It’s beyond debate that automation is an opportunity for every department in a company from job posting in HR, to claims processing and account transfers, and more transactional tasks are moving over to the robots, leaving people to fulfil more analytical and strategic roles. This article considers the finance department, in particular, the automation trends at work there and what it means for people looking to enter those teams.
In my day job, I’m fortunate to regularly speak to senior finance leaders, both as clients and as part of the research we are doing into the changing role of the future CFO. These conversations often centre around finance transformation and the increasing involvement of senior finance leaders in the strategic direction of the business. As a part of these discussions, we also talk about the use of automation, its benefits, challenges and the impact on job roles.
Within finance, transformation priorities largely focus on the automation of back-office, reducing employee’s manual workload to free-up time to focus on analysis and projection, as well as becoming a stronger partner to the business in a broader sense. This reflects a common desire to move finance away from being a backward-looking department to become a more strategic partner.
As a result, the leaders I am speaking to anticipate that a large proportion of back-office, routine work will be automated in the coming years, if it has not already. Functions like accounts payable (and many others) will, therefore, take up less resource, creating time to invest in the priority areas. For finance that now means an increased focus on business partnering and investing in analytical capability, these being the areas where it can add the most value to the business.
To illustrate this point, one finance director described their role as less of a ‘finance leader’ and more of a ‘business leader who happens to be in the finance department’. And that sentiment was widely shared; the CFO of a UK-based marketing company described their ambition to standardise and automate all of the transactional work and convert their team members into business partners that could help and advise their colleagues in other areas.
This is reflective of how we anticipate automation changing the skills profiles of finance professionals; forward-thinking finance leaders now value communication and influencing skills more highly than they have historically.
In addition, a wider awareness of the business as a whole is increasingly becoming a pre-requisite for mid-senior roles, with one head of finance indicating that, for many roles, she would prefer candidates with MBAs to those qualified through ACCA. Communication, influence and business know-how aren’t key skills for many traditional finance roles, but without interpersonal skills and a broader context, business partners can’t be effective.

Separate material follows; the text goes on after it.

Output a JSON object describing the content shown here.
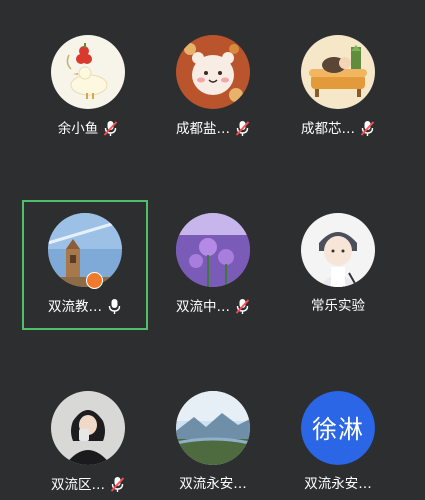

There is still unanimous agreement that financial literacy is important, as would be expected, but the importance placed on technical literacy continues to grow. Having a combination of technical and financial acumen which lets you understand not only if the answers that are being produced look and feel ‘right’, but also how they are being produced will be valued. By this, I mean that for even relatively junior roles, the ability to adapt to and use systems and applications beyond Excel, for example, to build dashboards and visualise data, is a differentiating factor.
As this trend progresses, many expect to see less ‘junior’ roles opening up in traditional functions, such as invoice processing, as these roles will be automated. Instead, new recruits will likely work in analytical functions working with data to provide business insight and guidance, and far less with transactional tasks.
Taking the above into account, these changes tie into the more strategic role that many finance leaders want to play in their organisation. Enabled by the key factors mentioned in this article, the future of finance and where it sits strategically could be fundamentally different in the not too distant future. Considering the finance professionals looking to advance, or graduates looking to move into finance as a career should bear this changing skills set in mind.
This article is exclusive to The Business Transformation Network.
Joe is a results-focused leader in the consulting space around automation and AI, with a range of project and programme delivery management experience across the banking, insurance, infrastructure, technology, outsourcing, recruitment and FMCG sectors in the UK, EU and USA.
Now leading Triad’s automation and AI practice, Joe takes a holistic view on the transformation of operations leveraging emerging technologies; incorporating process excellence, automation, narrow elements of AI and traditional outsourcing to reduce the cost of operations for clients.